“The whole history of the world is summed up in the fact that when nations are strong they are not always just, and when they wish to be just, they are often no longer strong.”
– Winston Churchil
We left off yesterday asking a simple question: why are Western companies banning the shipment of Nikes, Big Macs and Legos to Russia, when Ukrainian energy companies are still making billions from “transport fees” as Russian gas passes through the countries’ pipelines?
Our Daily Proof phrases the question in another way:
Are there any winners in the sanctions war? Yes, Ukraine. The natural gas pipelines running from Russia to Europe pass through Ukraine. Those pipelines are running at full capacity. When natural gas moves from Russia through Ukrainian pipelines, Ukraine charges a transit fee. Those fees run about $2 billion per year. Russia is still paying them and Ukraine still collects.
The mainstream narrative has been so dialed-in on the atrocities of the war… and the efforts of celebrities to raise money for Ukrainian refugee relief… the root cause of the war is only now gaining some ink. “Russia’s Gazprom continues gas exports to Europe via Ukraine,” says Reuters. “Ukraine’s pipelines are still carrying Russian gas to Europe,” says a more expansive piece in the Washington Post. “Ukraine Demands Everyone Else Boycott Russia While Making Billions From Russian Gas,” reads the Front Page Magazine.

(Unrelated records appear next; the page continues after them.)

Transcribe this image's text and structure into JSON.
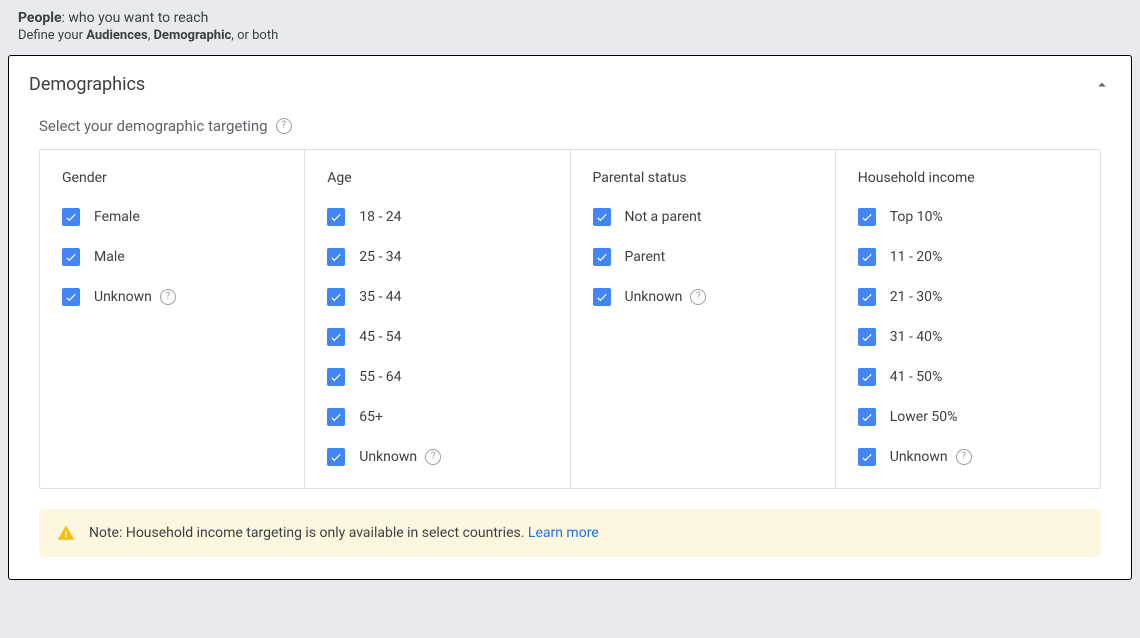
{
  "header": {
    "title_bold": "People",
    "title_rest": ": who you want to reach",
    "subtitle_pre": "Define your ",
    "subtitle_b1": "Audiences",
    "subtitle_mid": ", ",
    "subtitle_b2": "Demographic",
    "subtitle_post": ", or both"
  },
  "panel": {
    "title": "Demographics",
    "subtitle": "Select your demographic targeting"
  },
  "columns": [
    {
      "title": "Gender",
      "options": [
        {
          "label": "Female",
          "help": false
        },
        {
          "label": "Male",
          "help": false
        },
        {
          "label": "Unknown",
          "help": true
        }
      ]
    },
    {
      "title": "Age",
      "options": [
        {
          "label": "18 - 24",
          "help": false
        },
        {
          "label": "25 - 34",
          "help": false
        },
        {
          "label": "35 - 44",
          "help": false
        },
        {
          "label": "45 - 54",
          "help": false
        },
        {
          "label": "55 - 64",
          "help": false
        },
        {
          "label": "65+",
          "help": false
        },
        {
          "label": "Unknown",
          "help": true
        }
      ]
    },
    {
      "title": "Parental status",
      "options": [
        {
          "label": "Not a parent",
          "help": false
        },
        {
          "label": "Parent",
          "help": false
        },
        {
          "label": "Unknown",
          "help": true
        }
      ]
    },
    {
      "title": "Household income",
      "options": [
        {
          "label": "Top 10%",
          "help": false
        },
        {
          "label": "11 - 20%",
          "help": false
        },
        {
          "label": "21 - 30%",
          "help": false
        },
        {
          "label": "31 - 40%",
          "help": false
        },
        {
          "label": "41 - 50%",
          "help": false
        },
        {
          "label": "Lower 50%",
          "help": false
        },
        {
          "label": "Unknown",
          "help": true
        }
      ]
    }
  ],
  "note": {
    "text": "Note: Household income targeting is only available in select countries. ",
    "link": "Learn more"
  }
}
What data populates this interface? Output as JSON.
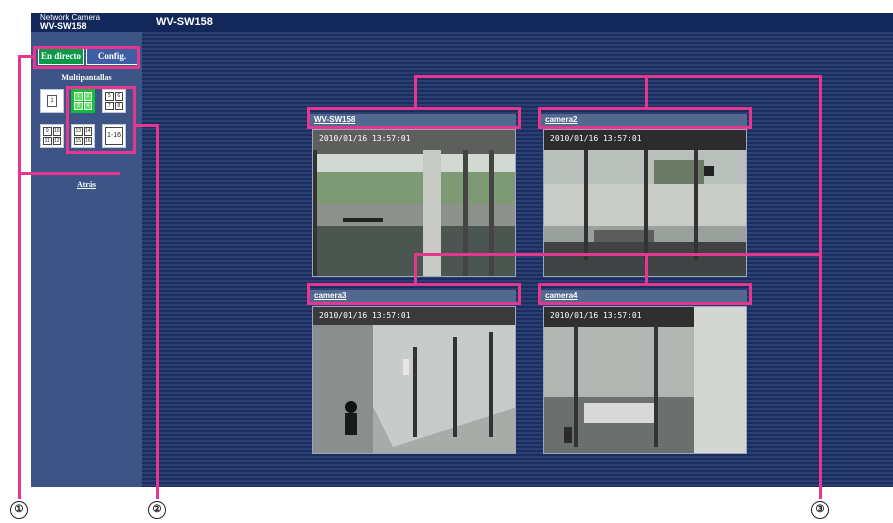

Seems like a revelation. Injustice. A travesty. Oh, how the Enlightened Elite Establishment (EEE) must be enraged.
Or are they? It is rather entertaining, we have to admit, watching them funambulate their way around “moral outrage” and the reality of the global energy and food markets.
“Despite mainstream financial media’s portrayal of the war as a geopolitical phenomenon,” comments James West, our Wiggin Sessions guest, “where Vladimir Putin is trying to reunite Russian Federation from before the wall came down, this is completely erroneous and false and fails to look at the real issue.”
Mr. West continues, rather animated:
Ukraine has over two trillion cubic feet of natural gas reserves offshore. And if they were to bring those reserves online, it would completely destroy Russia’s monopoly on natural gas supply to Europe. Russia relies on energy exports for 40% of its trade. And so that is the main thing that is making Vladimir Putin say, “At all costs, I cannot afford to let Ukraine bring those two trillion cubic feet of natural gas on stream.”
The charts of Ukrainian natural gas routes have been swirling the conflict since Russia annexed the Crimean Peninsula in 2014:
“This war is not about Russia and Ukraine,” West contends. “This war is about control over the energy markets in Europe. It is as much a West versus East scenario and It should be obvious to everyone.”
One supposes history will out the players on both sides of the conflict. The Ukrainian oligarchs continue to get paid while the Russians reconcentrate their troops in the Donbas with a new more fearsome general.
“Joe Biden’s son Hunter Biden was on the board of Burisma,” West points out. “Burisma is the Ukrainian company that controls all of the energy assets in Ukraine. So there was a process in place for American investment into Ukrainian energy production.”
That conduit for American investment is precisely what the Russian army appears to be focussing its attention on right now: control the Eastern part of Ukraine and Black Sea ports like Odessa and Sevastopol and you control the Ukrainian flow of gas.
If you’re following along in other political venues Hunter Biden’s laptop has been a hot potato involving other incriminating details that is not the purview of this piece. Rather, we’re more interested in the real impact of war on energy and food prices. And on the inflationary trend in commodities they are exacerbating.
What effect has the war over natural gas had on the commodity price index? The price you pay for everything from gas, to bread and cheetos is going up. The inflationary psychosis is about to get real. And as we detailed ad nauseam last week, the Fed is effectively out of creative ways to combat it.
“Russia is the largest exporter of wheat in the world,” James West contends. “We’ve seen the price of wheat skyrocket, but wheat only plays only a small contribution to the overall price action in the CRB index. Russia’s a big exporter of oil and gas. Forty percent of its exports are energy. And so that’s had an effect on the price of oil and gas.”
Combined, that’s causing the commodities index (CRB) to soar.
“Right now,” James is suggesting we pay attention. “The CRB index is screaming ”imminent financial mayhem.”
Check out James’ full review of commodities in Global Commodities In A Time of War, Broken Supply Chains and Epic Inflation… including copper, lithium, gold and silver… right here.
Follow your bliss,
Founder, The Wiggin Sessions
P.S. The former head of Naftogaz, the state-owned Ukrainian energy company, has told members of the U.S. Senate that “Putin believes the Russian energy supply is so important to the West,” writes Daniel Greenfield in Front Page, “that they’ll always be forgiven. Western countries will crawl back on their knees asking for Russian oil and gas.”
We’ll have more from James West tomorrow… or click on the image above for our full discussion on commodities, inflation, oil and gas, the war and more.